Small changes are usually easier to incorporate into a cooking routine than large, sweeping ones. That’s where this kitchen hack comes in. My favorite bean dishes — where I can easily get away with replacing all or some of the meat with pinto beans or black beans — include chili and spaghetti sauce. I also love serving bean soups, burritos, and quesadillas because everyone loves them. I sneak lentils into rice quite often, too. To implement this kitchen hack, the first and most obvious step is to make sure that you actually have beans in your kitchen. Here is a beginner’s list of the 4 legumes that we would recommend…
- Pinto beans are some of the most palatable and versatile options in the store. You can grind them up to make refried beans or bean dip, they can be used in place of part of the ground beef for almost all recipes, and canned ones can be instantly opened, drained, rinsed, and added to any dish. Dried pinto beans cook very quickly and can be made into ranch-style beans.
- Black beans look very attractive. You can add them to salsa, soups, chili, burritos, and quesadillas. They can make a wonderful soup or side dish. Canned ones always get used up fast but the dried ones are worth the effort for soups and Cuban style black bean dishes.
- Lentils cook very fast and do not need soaking ahead of time. They make a perfect addition to salads or a fun side dish. Green and brown lentils hold their shape well, while black French lentils are the most delicious (in my opinion). Red lentils puree really well into soups too.
- White beans are wonderful when added to soups. Why not serve a vegetarian soup for dinner? Or add white beans in place of chicken in a pasta dish?
The key to success is to replace at least half of the meat with the appropriate bean. By using beans in place of some or all of the ground meat in your favorite recipes you will be able to incorporate them easily.
By Judy Doherty, PC II, AOS, BS

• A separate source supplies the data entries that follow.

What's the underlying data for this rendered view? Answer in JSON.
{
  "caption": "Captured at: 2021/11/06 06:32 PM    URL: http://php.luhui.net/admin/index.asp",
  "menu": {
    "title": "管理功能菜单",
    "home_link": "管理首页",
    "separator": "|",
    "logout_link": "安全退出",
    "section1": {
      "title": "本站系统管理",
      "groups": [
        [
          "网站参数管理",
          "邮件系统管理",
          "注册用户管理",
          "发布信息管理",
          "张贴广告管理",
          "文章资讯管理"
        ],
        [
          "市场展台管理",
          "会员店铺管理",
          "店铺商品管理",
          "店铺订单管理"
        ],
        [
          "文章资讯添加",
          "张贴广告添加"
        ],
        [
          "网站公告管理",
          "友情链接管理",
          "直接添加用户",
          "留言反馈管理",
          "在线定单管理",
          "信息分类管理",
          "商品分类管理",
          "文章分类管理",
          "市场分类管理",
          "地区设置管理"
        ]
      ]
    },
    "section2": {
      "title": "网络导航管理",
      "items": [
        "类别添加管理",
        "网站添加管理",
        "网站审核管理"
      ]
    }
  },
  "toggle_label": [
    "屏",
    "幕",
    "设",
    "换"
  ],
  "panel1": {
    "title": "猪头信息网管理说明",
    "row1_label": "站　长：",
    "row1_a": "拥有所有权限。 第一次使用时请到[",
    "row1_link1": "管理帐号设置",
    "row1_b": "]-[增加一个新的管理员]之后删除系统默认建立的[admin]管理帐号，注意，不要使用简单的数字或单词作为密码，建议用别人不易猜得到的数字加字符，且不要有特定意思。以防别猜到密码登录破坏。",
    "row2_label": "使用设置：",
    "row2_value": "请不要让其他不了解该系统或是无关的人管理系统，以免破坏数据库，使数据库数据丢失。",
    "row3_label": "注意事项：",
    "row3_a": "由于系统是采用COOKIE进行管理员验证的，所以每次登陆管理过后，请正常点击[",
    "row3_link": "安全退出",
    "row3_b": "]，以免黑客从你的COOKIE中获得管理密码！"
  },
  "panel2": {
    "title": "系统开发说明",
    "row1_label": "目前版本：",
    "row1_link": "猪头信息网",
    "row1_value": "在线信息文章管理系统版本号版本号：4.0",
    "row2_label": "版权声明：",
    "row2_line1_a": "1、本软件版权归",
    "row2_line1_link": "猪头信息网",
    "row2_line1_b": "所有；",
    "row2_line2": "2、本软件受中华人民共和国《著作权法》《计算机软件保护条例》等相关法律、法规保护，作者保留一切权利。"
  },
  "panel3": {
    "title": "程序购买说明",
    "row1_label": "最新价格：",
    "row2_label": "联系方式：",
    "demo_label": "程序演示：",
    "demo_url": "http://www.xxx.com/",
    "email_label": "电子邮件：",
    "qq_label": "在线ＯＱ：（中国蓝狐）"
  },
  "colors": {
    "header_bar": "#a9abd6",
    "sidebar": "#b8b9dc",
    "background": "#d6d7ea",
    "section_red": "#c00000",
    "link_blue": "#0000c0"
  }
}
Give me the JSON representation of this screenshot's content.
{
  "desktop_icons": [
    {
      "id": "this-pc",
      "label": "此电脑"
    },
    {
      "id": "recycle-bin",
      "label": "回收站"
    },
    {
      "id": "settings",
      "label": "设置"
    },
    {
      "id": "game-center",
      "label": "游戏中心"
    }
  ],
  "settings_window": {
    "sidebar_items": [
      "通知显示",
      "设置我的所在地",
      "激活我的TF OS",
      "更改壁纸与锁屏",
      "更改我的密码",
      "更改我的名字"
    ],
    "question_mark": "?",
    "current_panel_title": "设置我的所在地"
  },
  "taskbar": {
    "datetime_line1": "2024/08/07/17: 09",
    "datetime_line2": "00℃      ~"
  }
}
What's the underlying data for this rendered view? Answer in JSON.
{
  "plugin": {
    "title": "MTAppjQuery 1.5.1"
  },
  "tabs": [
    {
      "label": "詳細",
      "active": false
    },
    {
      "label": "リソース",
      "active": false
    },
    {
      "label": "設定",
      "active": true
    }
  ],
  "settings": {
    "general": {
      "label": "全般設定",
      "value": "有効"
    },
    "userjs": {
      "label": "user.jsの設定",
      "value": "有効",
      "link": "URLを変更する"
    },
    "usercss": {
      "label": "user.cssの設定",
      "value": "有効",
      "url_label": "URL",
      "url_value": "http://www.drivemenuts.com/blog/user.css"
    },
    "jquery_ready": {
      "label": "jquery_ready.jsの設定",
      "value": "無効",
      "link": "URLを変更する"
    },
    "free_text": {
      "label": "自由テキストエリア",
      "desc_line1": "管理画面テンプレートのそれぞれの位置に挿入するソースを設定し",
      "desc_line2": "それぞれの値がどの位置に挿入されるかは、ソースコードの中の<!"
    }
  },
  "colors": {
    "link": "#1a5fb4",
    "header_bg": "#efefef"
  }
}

Stephanie Ronco has been editing for Food and Health Communications since 2011. She graduated from Colorado College magna cum laude with distinction in Comparative Literature. She was elected a member of Phi Beta Kappa in 2008.